Health Risk Factors

According to the UCLA study, older drinkers are much more likely to take a variety of medication which can increase their risk of developing complications from alcohol use. Some medicines can be dangerous when combined with alcohol, and certain health conditions can significantly worsen with heavy alcohol use, especially heart and liver conditions. Some older drinkers are at risk because they drink alone, due to the recent death of a spouse or other loved one or a divorce. Older drinkers are also at great risk for injury because of more frail bones, worsened sense of balance, or weakened muscles. The National Institute on Aging lists several risk factors for older adults who drink too much over time.[2]

Drinking too much over time or as an older adult can:

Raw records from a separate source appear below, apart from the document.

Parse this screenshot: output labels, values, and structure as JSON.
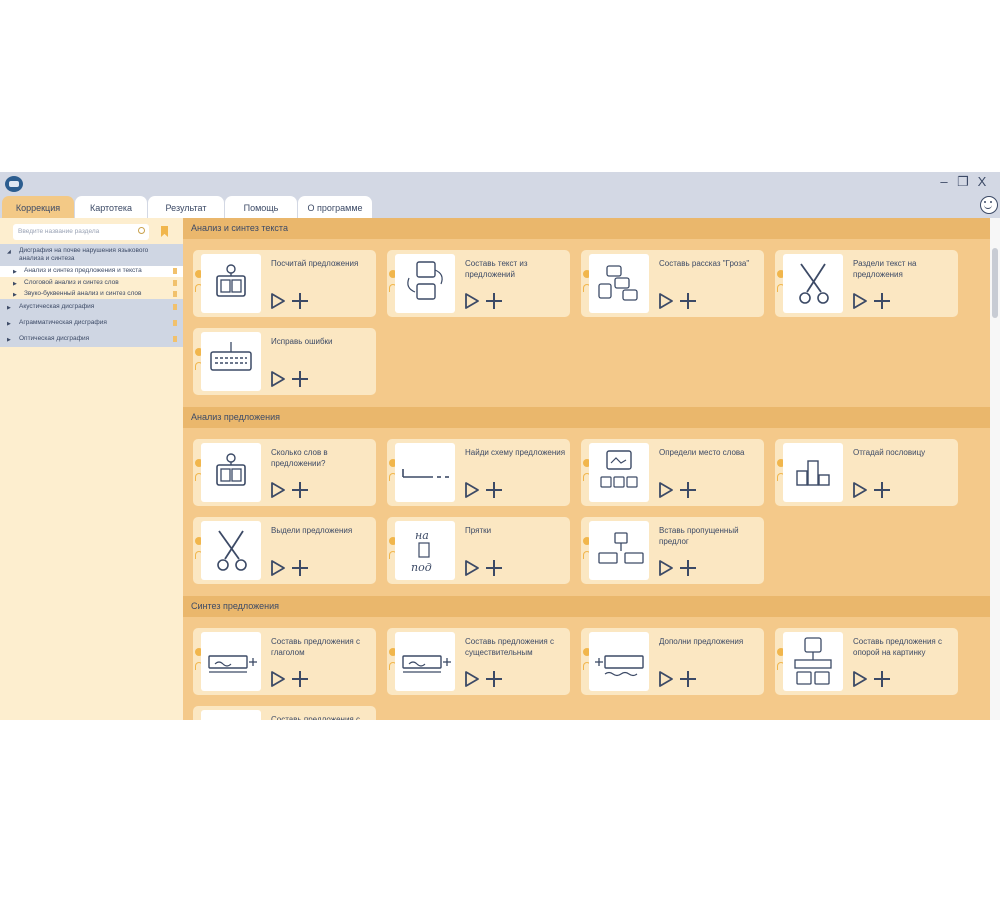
{
  "window": {
    "minimize_icon": "–",
    "restore_icon": "❐",
    "close_icon": "X"
  },
  "tabs": [
    {
      "label": "Коррекция",
      "active": true
    },
    {
      "label": "Картотека",
      "active": false
    },
    {
      "label": "Результат",
      "active": false
    },
    {
      "label": "Помощь",
      "active": false
    },
    {
      "label": "О программе",
      "active": false
    }
  ],
  "sidebar": {
    "search_placeholder": "Введите название раздела",
    "tree": [
      {
        "label": "Дисграфия на почве нарушения языкового анализа и синтеза",
        "level": 0,
        "expanded": true
      },
      {
        "label": "Анализ и синтез предложения и текста",
        "level": 1,
        "selected": true
      },
      {
        "label": "Слоговой анализ и синтез слов",
        "level": 1
      },
      {
        "label": "Звуко-буквенный анализ и синтез слов",
        "level": 1
      },
      {
        "label": "Акустическая дисграфия",
        "level": 0
      },
      {
        "label": "Аграмматическая дисграфия",
        "level": 0
      },
      {
        "label": "Оптическая дисграфия",
        "level": 0
      }
    ]
  },
  "sections": [
    {
      "title": "Анализ и синтез текста",
      "cards": [
        {
          "title": "Посчитай предложения",
          "icon": "counter-icon"
        },
        {
          "title": "Составь текст из предложений",
          "icon": "story-cards-icon"
        },
        {
          "title": "Составь рассказ \"Гроза\"",
          "icon": "numbered-cards-icon"
        },
        {
          "title": "Раздели текст на предложения",
          "icon": "scissors-icon"
        },
        {
          "title": "Исправь ошибки",
          "icon": "keyboard-icon"
        }
      ]
    },
    {
      "title": "Анализ предложения",
      "cards": [
        {
          "title": "Сколько слов в предложении?",
          "icon": "counter-icon"
        },
        {
          "title": "Найди схему предложения",
          "icon": "scheme-icon"
        },
        {
          "title": "Определи место слова",
          "icon": "picture-numbers-icon"
        },
        {
          "title": "Отгадай пословицу",
          "icon": "podium-icon"
        },
        {
          "title": "Выдели предложения",
          "icon": "scissors-icon"
        },
        {
          "title": "Прятки",
          "icon": "prepositions-icon"
        },
        {
          "title": "Вставь пропущенный предлог",
          "icon": "missing-word-icon"
        }
      ]
    },
    {
      "title": "Синтез предложения",
      "cards": [
        {
          "title": "Составь предложения с глаголом",
          "icon": "sentence-verb-icon"
        },
        {
          "title": "Составь предложения с существительным",
          "icon": "sentence-noun-icon"
        },
        {
          "title": "Дополни предложения",
          "icon": "complete-sentence-icon"
        },
        {
          "title": "Составь предложения с опорой на картинку",
          "icon": "picture-puzzle-icon"
        },
        {
          "title": "Составь предложения с",
          "icon": "sentence-icon"
        }
      ]
    }
  ],
  "colors": {
    "accent": "#f1b64c",
    "header": "#eab76c",
    "panel": "#f4c98a",
    "card": "#fbe7c2",
    "text": "#3c4a66",
    "tabbar": "#d3d8e4"
  }
}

  • Lead to some kinds of cancer, liver damage, immune system disorders, and brain damage.
  • Worsen some health conditions like osteoporosis, diabetes, high blood pressure and ulcers.
  • Make some medical problems hard for doctors to find and treat because alcohol damages causes changes in the heart and blood vessels. These changes can dull pain or other symptoms that might be warning signs of a problem.
  • Increase forgetfulness and confusion in some older people which could be mistaken for signs of Alzheimer’s disease.
Elderly woman drinking

Older Alcohol Abuse Statistics

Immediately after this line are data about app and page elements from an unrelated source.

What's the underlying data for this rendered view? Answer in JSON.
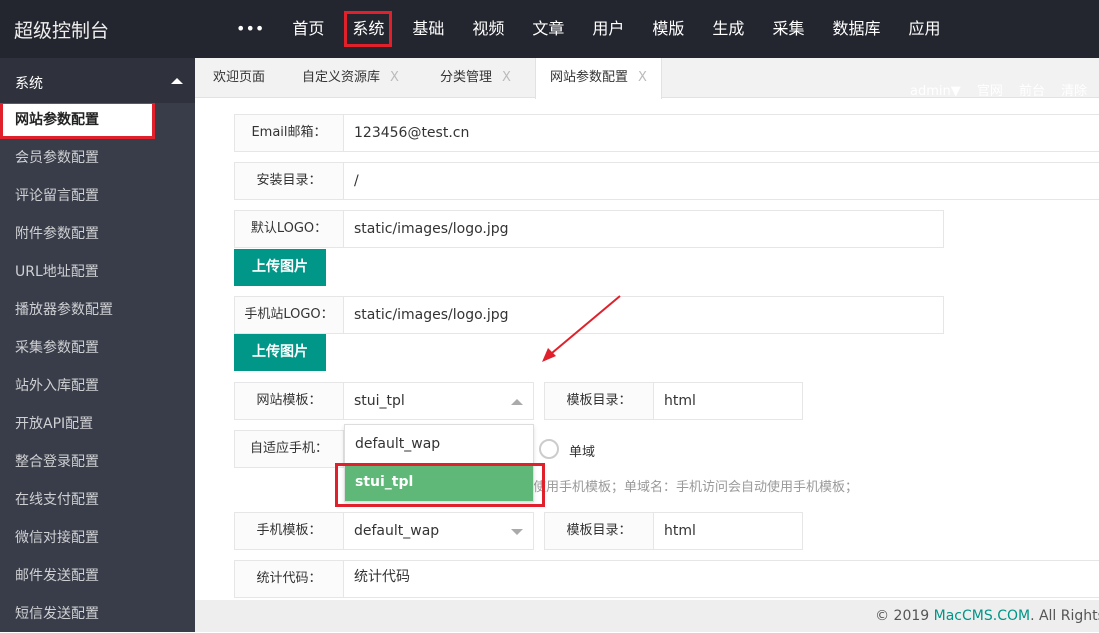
{
  "header": {
    "title": "超级控制台",
    "more": "•••",
    "nav": [
      "首页",
      "系统",
      "基础",
      "视频",
      "文章",
      "用户",
      "模版",
      "生成",
      "采集",
      "数据库",
      "应用"
    ],
    "active": "系统"
  },
  "sidebar": {
    "section": "系统",
    "items": [
      "网站参数配置",
      "会员参数配置",
      "评论留言配置",
      "附件参数配置",
      "URL地址配置",
      "播放器参数配置",
      "采集参数配置",
      "站外入库配置",
      "开放API配置",
      "整合登录配置",
      "在线支付配置",
      "微信对接配置",
      "邮件发送配置",
      "短信发送配置"
    ]
  },
  "tabs": [
    {
      "label": "欢迎页面"
    },
    {
      "label": "自定义资源库",
      "close": "X"
    },
    {
      "label": "分类管理",
      "close": "X"
    },
    {
      "label": "网站参数配置",
      "close": "X"
    }
  ],
  "top_links": "admin▼ 官网 前台 清除",
  "form": {
    "email": {
      "label": "Email邮箱：",
      "value": "123456@test.cn"
    },
    "install": {
      "label": "安装目录：",
      "value": "/"
    },
    "logo": {
      "label": "默认LOGO：",
      "value": "static/images/logo.jpg"
    },
    "upload": "上传图片",
    "mlogo": {
      "label": "手机站LOGO：",
      "value": "static/images/logo.jpg"
    },
    "template": {
      "label": "网站模板：",
      "value": "stui_tpl",
      "options": [
        "default_wap",
        "stui_tpl"
      ]
    },
    "tpl_dir": {
      "label": "模板目录：",
      "value": "html"
    },
    "adaptive": {
      "label": "自适应手机：",
      "radio": "单域",
      "tip": "使用手机模板；单域名：手机访问会自动使用手机模板；"
    },
    "mtemplate": {
      "label": "手机模板：",
      "value": "default_wap"
    },
    "mtpl_dir": {
      "label": "模板目录：",
      "value": "html"
    },
    "stat": {
      "label": "统计代码：",
      "value": "统计代码"
    }
  },
  "footer": {
    "pre": "© 2019 ",
    "link": "MacCMS.COM",
    "post": ". All Rights Reserved."
  },
  "colors": {
    "accent": "#009688",
    "selected": "#5fb878",
    "highlight": "#e0202a"
  }
}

The UCLA study found that alcohol issues were slightly different for different cultural, educational and age groups. Caucasians were more than twice as likely to have risky drinking then Asians. Persons age 60 to 64 were more than twice as likely to have a drinking problem as those 80 years or older. Graduating from high school seemed to decrease an older person’s chances for risky drinking by 2.5 times. According to the National Institute on Alcohol Abuse and Alcoholism, adults who are 65 years of age or older and on no medication should have no more than three drinks on a given day or seven drinks in a week.[3]

Alcohol Rehab for the Mature Adult

Older people tend to be somewhat ignored when it comes to alcoholism. People often assume that the symptoms associated with alcoholism are just a normal part of aging. But too much alcohol in the older adult can have disastrous consequences. Dangerous medication and alcohol combinations, falls, and accelerated disease can all shorten or dramatically impair a person’s quality of life. No one wants this for their older relatives.

Realizing you or a loved one has a problem and asking for help is the first and most important step in alcohol recovery no matter a person’s age. For the older person struggling with alcoholism, family support is crucial for successful treatment.

The older alcoholic may doubt that he or she can change, especially after so many years. But with family participation and encouragement, older people with at-risk drinking can improve and even save their lives by getting the right treatment. For more information about helping an older loved one struggling with alcohol abuse, call our toll-free number now.

[1] University of California, Los Angeles. “High Rates of At-Risk Drinking Among Elderly Adults, Study Finds,” Science Daily, May 1, 2010. Accessed March 20, 2017.

[2] National Institute on Aging. “Alcohol Use in Older People,” March 2012. Accessed March 20, 2017.

[3] National Institute on Alcohol Abuse and Alcoholism. “Older Adults.” Accessed March 20, 2017.